Governmental funding agencies like the National Institutes of Health and the National Science Foundation must answer to Congress. The scientists and administrators at the NIH and NSF deal on a daily basis with how to justify to the Congress (and thus to the public) how tax dollars are spent. How can this channel of communication be improved, more tightly linking basic research to job creation, intellectual property and GDP? The NIH in particular has pursued initiatives over the past few years aimed at better quantification and accountability for federal grant dollars—grant recipients need to go further in aiding this objective. So too with non-governmental organizations and our own home institutions, along with stakeholders to whom they answer: that medical breakthroughs and technological leaps arise from studying fundamental processes needs to be continually restated, in language that governmental and NGO leadership can wield to constituents. The instinct of many institutions to foster cross departmental research teams focused on disease areas is wise—but these efforts must be firmly rooted in a public relations campaign to explain what basic research is, and that if we do not have it, there will be nothing to translate to the clinic.
Engage non-science media
The modern technological ecosystem has led us to take for granted the continual appearance—like care packages from a more advanced civilization—of new devices, services and tools. But this complacency belies the connection between government funding on the front end and academic/private sector R&D, new start-ups and intellectual property on the back end. This connection needs to be clearly articulated to the public, emphasizing not only the high profile technological innovations that lead to things like iPhones and electric cars, but also the less headline-grabbing small business innovations that arise for basic research in universities or private companies. Individual disciplines have begun to recognize the need to measure the contribution that public funding of basic research delivers to society—these quantitative data need to be articulated to the non-science public. As has been recognized, it is imperative that this dialog with the public eschews hyperbole: we are not to become salesmen, but rather, responsible stewards of public investment and honest communicators of the resulting benefits to society.
I imagine that the idea of tying fundamental research to pedestrian concerns like jobs, the economy and national security is distasteful to many scientists. So be it. It matters not how pure the scientist’s motives are for the use of public funds—we cannot expect the public to tacitly agree to support such endeavors indefinitely. Communicating directly to the public the return on investment from basic science is every scientist’s responsibility.
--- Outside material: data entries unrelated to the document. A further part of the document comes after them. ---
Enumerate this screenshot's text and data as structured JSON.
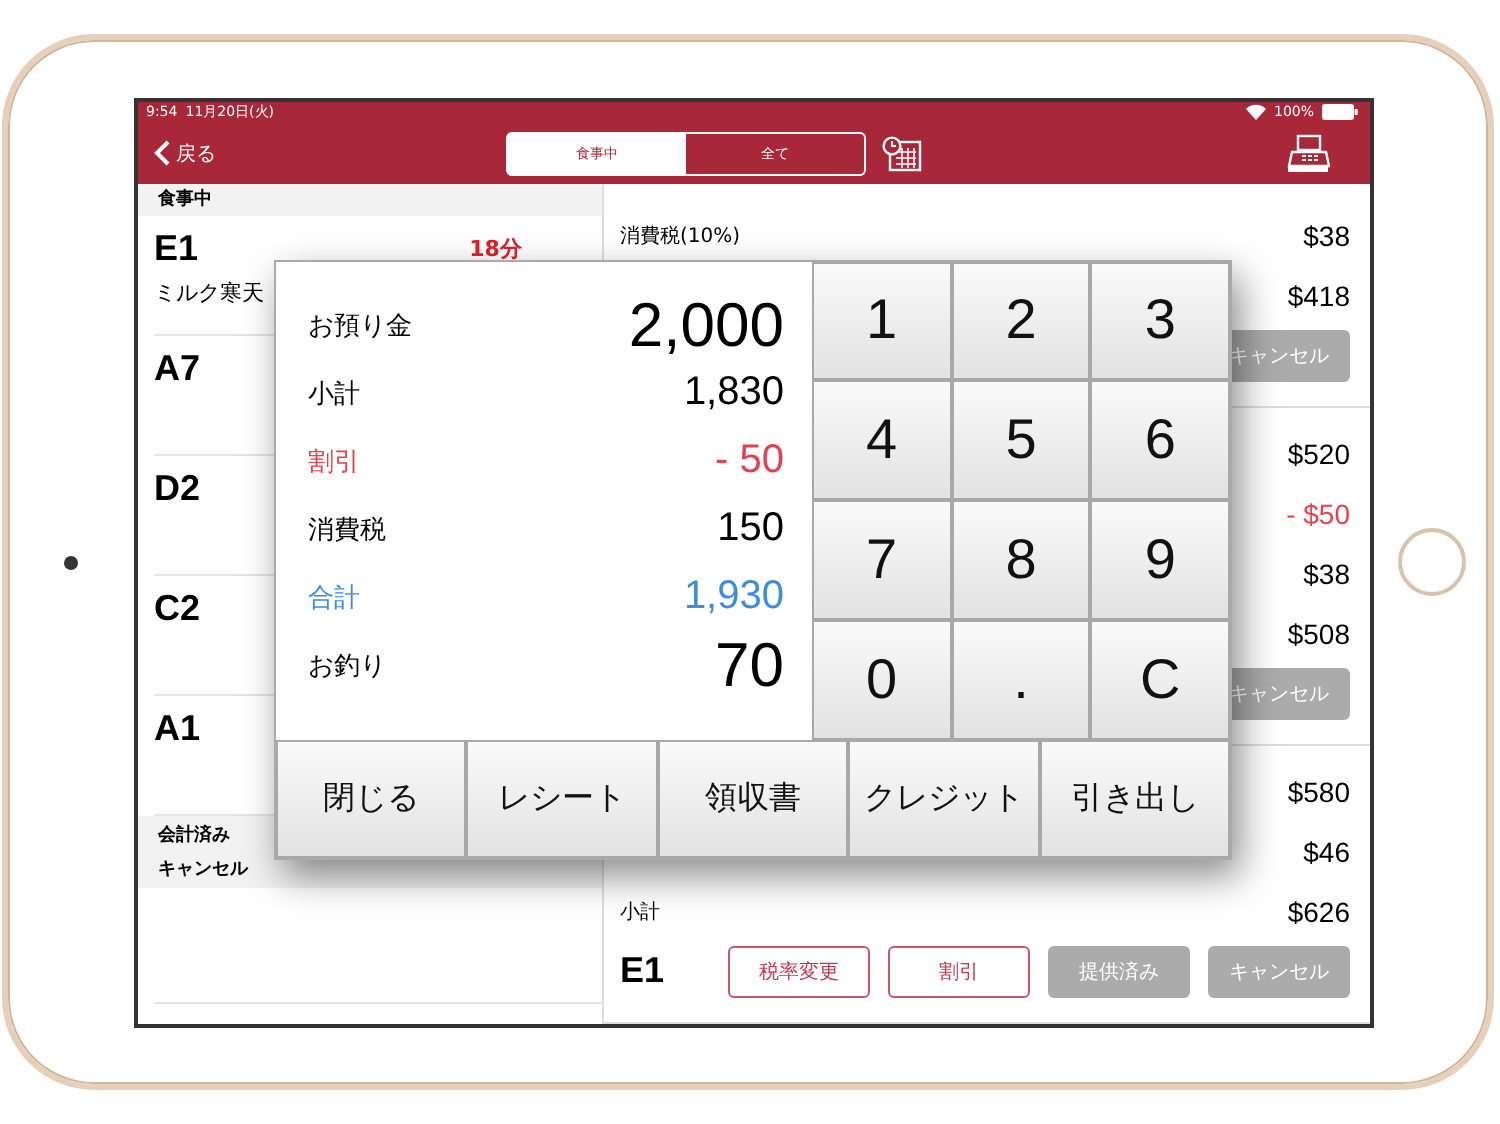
{
  "status_bar": {
    "time": "9:54",
    "date": "11月20日(火)",
    "battery": "100%"
  },
  "nav": {
    "back": "戻る",
    "tabs": [
      {
        "label": "食事中",
        "selected": true
      },
      {
        "label": "全て",
        "selected": false
      }
    ]
  },
  "table_list": {
    "header": "食事中",
    "tables": [
      {
        "name": "E1",
        "elapsed": "18分",
        "items": "ミルク寒天"
      },
      {
        "name": "A7"
      },
      {
        "name": "D2"
      },
      {
        "name": "C2"
      },
      {
        "name": "A1"
      }
    ],
    "other_sections": [
      "会計済み",
      "キャンセル"
    ]
  },
  "order_panel": {
    "groups": [
      {
        "rows": [
          {
            "label": "消費税(10%)",
            "value": "$38",
            "kind": "normal"
          },
          {
            "value": "$418",
            "kind": "normal"
          }
        ],
        "buttons": [
          {
            "label": "キャンセル",
            "kind": "disabled"
          }
        ]
      },
      {
        "rows": [
          {
            "value": "$520",
            "kind": "normal"
          },
          {
            "value": "- $50",
            "kind": "discount"
          },
          {
            "value": "$38",
            "kind": "normal"
          },
          {
            "value": "$508",
            "kind": "normal"
          }
        ],
        "buttons": [
          {
            "label": "キャンセル",
            "kind": "disabled"
          }
        ]
      },
      {
        "rows": [
          {
            "value": "$580",
            "kind": "normal"
          },
          {
            "value": "$46",
            "kind": "normal"
          },
          {
            "label": "小計",
            "value": "$626",
            "kind": "normal"
          }
        ],
        "table": "E1",
        "buttons": [
          {
            "label": "税率変更",
            "kind": "outline"
          },
          {
            "label": "割引",
            "kind": "outline"
          },
          {
            "label": "提供済み",
            "kind": "disabled"
          },
          {
            "label": "キャンセル",
            "kind": "disabled"
          }
        ]
      }
    ]
  },
  "payment_dialog": {
    "lines": [
      {
        "label": "お預り金",
        "value": "2,000",
        "kind": "large"
      },
      {
        "label": "小計",
        "value": "1,830",
        "kind": "normal"
      },
      {
        "label": "割引",
        "value": "- 50",
        "kind": "discount"
      },
      {
        "label": "消費税",
        "value": "150",
        "kind": "normal"
      },
      {
        "label": "合計",
        "value": "1,930",
        "kind": "total"
      },
      {
        "label": "お釣り",
        "value": "70",
        "kind": "large"
      }
    ],
    "keypad": [
      "1",
      "2",
      "3",
      "4",
      "5",
      "6",
      "7",
      "8",
      "9",
      "0",
      ".",
      "C"
    ],
    "actions": [
      "閉じる",
      "レシート",
      "領収書",
      "クレジット",
      "引き出し"
    ]
  }
}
 Michele Pagano. Nature. 2017; 547:381; PMID: 28748949
 William G. Kaelin. Nature. 2017;545:387; PMID: 28541345
 Reif L.R. Foreign Affairs. May/June 2017.
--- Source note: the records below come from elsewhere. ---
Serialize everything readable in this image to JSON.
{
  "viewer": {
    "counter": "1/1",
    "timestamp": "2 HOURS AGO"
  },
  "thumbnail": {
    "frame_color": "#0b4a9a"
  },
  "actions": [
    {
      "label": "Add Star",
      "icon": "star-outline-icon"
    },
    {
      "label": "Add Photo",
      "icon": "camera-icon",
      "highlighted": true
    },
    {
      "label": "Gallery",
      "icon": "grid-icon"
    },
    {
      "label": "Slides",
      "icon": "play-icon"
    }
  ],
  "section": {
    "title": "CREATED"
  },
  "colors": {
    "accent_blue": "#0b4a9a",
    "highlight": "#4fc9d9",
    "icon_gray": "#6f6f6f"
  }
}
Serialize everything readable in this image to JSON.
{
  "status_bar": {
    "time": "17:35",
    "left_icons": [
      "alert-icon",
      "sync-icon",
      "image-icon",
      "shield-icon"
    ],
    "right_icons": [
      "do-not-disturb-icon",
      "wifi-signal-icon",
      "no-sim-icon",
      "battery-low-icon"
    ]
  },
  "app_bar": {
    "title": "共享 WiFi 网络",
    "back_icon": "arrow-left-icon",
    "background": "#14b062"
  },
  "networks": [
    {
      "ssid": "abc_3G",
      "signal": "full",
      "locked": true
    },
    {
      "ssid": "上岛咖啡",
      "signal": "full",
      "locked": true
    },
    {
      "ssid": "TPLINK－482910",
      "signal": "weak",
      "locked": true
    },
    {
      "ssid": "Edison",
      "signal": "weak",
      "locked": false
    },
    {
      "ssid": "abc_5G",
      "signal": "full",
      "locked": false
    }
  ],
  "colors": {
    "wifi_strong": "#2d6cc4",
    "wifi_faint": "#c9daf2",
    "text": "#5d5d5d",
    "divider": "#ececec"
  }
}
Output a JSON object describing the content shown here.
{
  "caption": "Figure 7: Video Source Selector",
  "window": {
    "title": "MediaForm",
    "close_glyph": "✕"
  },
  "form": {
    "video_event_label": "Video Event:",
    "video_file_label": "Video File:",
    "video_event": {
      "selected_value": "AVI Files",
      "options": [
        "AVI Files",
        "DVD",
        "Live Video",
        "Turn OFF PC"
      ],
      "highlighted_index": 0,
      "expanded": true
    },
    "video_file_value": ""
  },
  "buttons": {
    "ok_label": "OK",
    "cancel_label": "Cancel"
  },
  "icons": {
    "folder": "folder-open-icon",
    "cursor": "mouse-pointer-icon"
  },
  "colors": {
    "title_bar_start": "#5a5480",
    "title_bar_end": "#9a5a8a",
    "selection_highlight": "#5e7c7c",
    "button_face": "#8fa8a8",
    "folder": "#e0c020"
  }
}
 Hill, JA et al. Circulation Research. 2017. doi: 10.1161/CIRCULATIONAHA.117.029343; PMID: 28684531